How sad it is that we so seldom, if ever celebrate noble failures. It seems the winner's circle is the only location where laurels are placed on the fair heads of leaders and heroes. Yet, the truth is that none of us is born speaking our mother tongue; none of us is born feeding ourselves; none of us is born ready to stride upon our own Earth. We learn even the most basic skills for communication and survival by trial and error. We mimic sounds until we connect them with meanings and talk. We get more food on our outsides than our insides until we discover how to eat. We wriggle, wobble, and fall until we perambulate on our own. We learn by failing and correcting our mistakes.
Somewhere along the journey from childhood, we lose the facility to lose and take it in stride as a learning experience. Winning becomes the only acceptable outcome, and making a mistake becomes a crime punishable by the self-destruction of our self-image and self-worth. Humility is lost in the arrogance of the winner and our total focus on the downside. Fear of losing face overrides any accomplishments, and the silver medal becomes a millstone about the neck, instead of recognition of one's achievement. No failure is truly a total loss if we learn from it, and practice the noble art of losing face.
For anyone as arrogant as me,
A failure was a cataclysmic fall —
An object lesson in humility,
A sad, heartbreaking, final curtain call.
That is, until the day I really failed,
And silently prepared to weep hot tears;
To grieve about my shining pride, impaled
Upon the lance of failure and of fears.
Twas then I learned a truth I can't deny:
Despite embarrassment, I still was me;

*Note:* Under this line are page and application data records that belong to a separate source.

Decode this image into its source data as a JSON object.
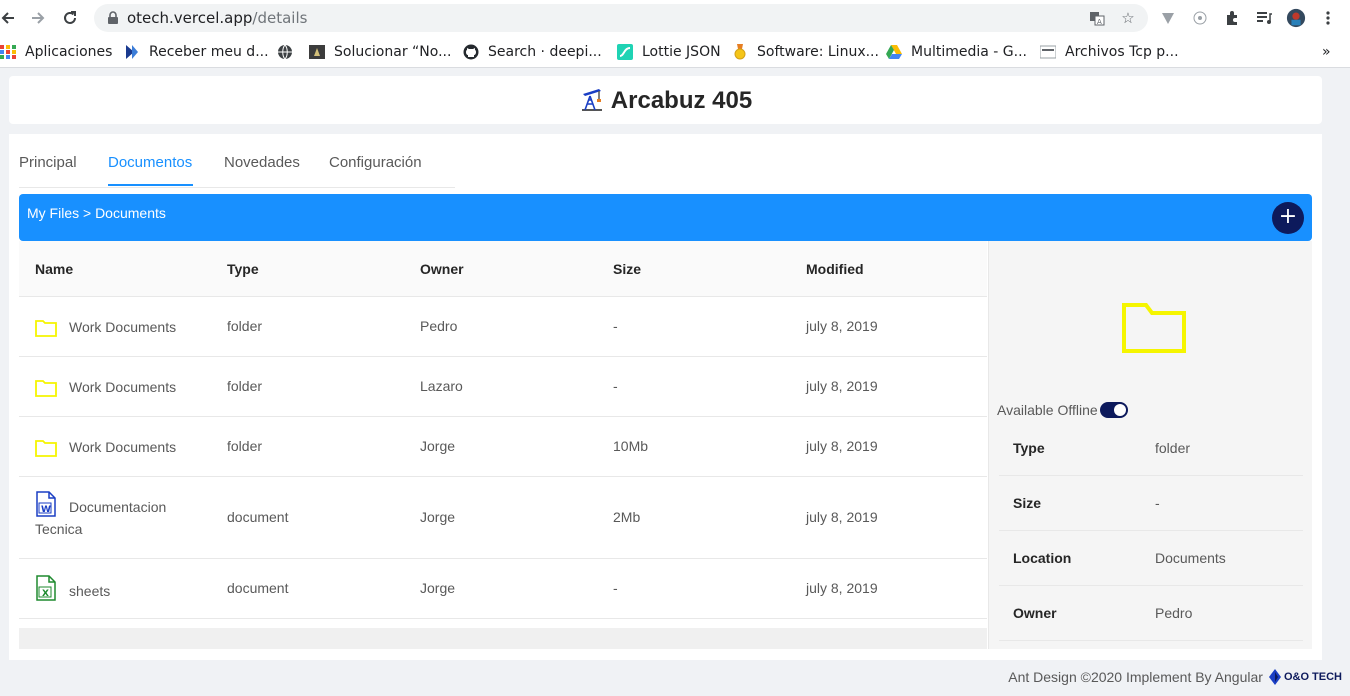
{
  "browser": {
    "url_host": "otech.vercel.app",
    "url_path": "/details",
    "bookmarks": [
      {
        "label": "Aplicaciones",
        "icon": "apps-grid-icon"
      },
      {
        "label": "Receber meu d...",
        "icon": "bookmark-k-icon"
      },
      {
        "label": "",
        "icon": "globe-icon"
      },
      {
        "label": "Solucionar “No...",
        "icon": "terminal-icon"
      },
      {
        "label": "Search · deepi...",
        "icon": "github-icon"
      },
      {
        "label": "Lottie JSON",
        "icon": "lottie-icon"
      },
      {
        "label": "Software: Linux...",
        "icon": "medal-icon"
      },
      {
        "label": "Multimedia - G...",
        "icon": "google-drive-icon"
      },
      {
        "label": "Archivos Tcp p...",
        "icon": "page-icon"
      }
    ],
    "more_bookmarks": "»"
  },
  "app": {
    "title": "Arcabuz 405"
  },
  "tabs": [
    {
      "label": "Principal",
      "active": false
    },
    {
      "label": "Documentos",
      "active": true
    },
    {
      "label": "Novedades",
      "active": false
    },
    {
      "label": "Configuración",
      "active": false
    }
  ],
  "breadcrumb": "My Files > Documents",
  "add_button": "+",
  "table": {
    "columns": [
      "Name",
      "Type",
      "Owner",
      "Size",
      "Modified"
    ],
    "rows": [
      {
        "name": "Work Documents",
        "icon": "folder-icon",
        "type": "folder",
        "owner": "Pedro",
        "size": "-",
        "modified": "july 8, 2019"
      },
      {
        "name": "Work Documents",
        "icon": "folder-icon",
        "type": "folder",
        "owner": "Lazaro",
        "size": "-",
        "modified": "july 8, 2019"
      },
      {
        "name": "Work Documents",
        "icon": "folder-icon",
        "type": "folder",
        "owner": "Jorge",
        "size": "10Mb",
        "modified": "july 8, 2019"
      },
      {
        "name": "Documentacion",
        "name2": "Tecnica",
        "icon": "word-file-icon",
        "type": "document",
        "owner": "Jorge",
        "size": "2Mb",
        "modified": "july 8, 2019"
      },
      {
        "name": "sheets",
        "icon": "excel-file-icon",
        "type": "document",
        "owner": "Jorge",
        "size": "-",
        "modified": "july 8, 2019"
      }
    ]
  },
  "details": {
    "offline_label": "Available Offline",
    "offline_enabled": true,
    "properties": [
      {
        "key": "Type",
        "value": "folder"
      },
      {
        "key": "Size",
        "value": "-"
      },
      {
        "key": "Location",
        "value": "Documents"
      },
      {
        "key": "Owner",
        "value": "Pedro"
      }
    ]
  },
  "footer": {
    "text": "Ant Design ©2020 Implement By Angular",
    "brand": "O&O TECH"
  },
  "colors": {
    "primary": "#1890ff",
    "dark_navy": "#0d1a5c",
    "folder_yellow": "#f5f500",
    "word_blue": "#1a3ec4",
    "excel_green": "#1e8a2e"
  }
}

Despite chagrin and pain, I did not die.
I stumbled on a strange reality:
My greatest fear of all was losing face,
Until I learned to fail with humble grace.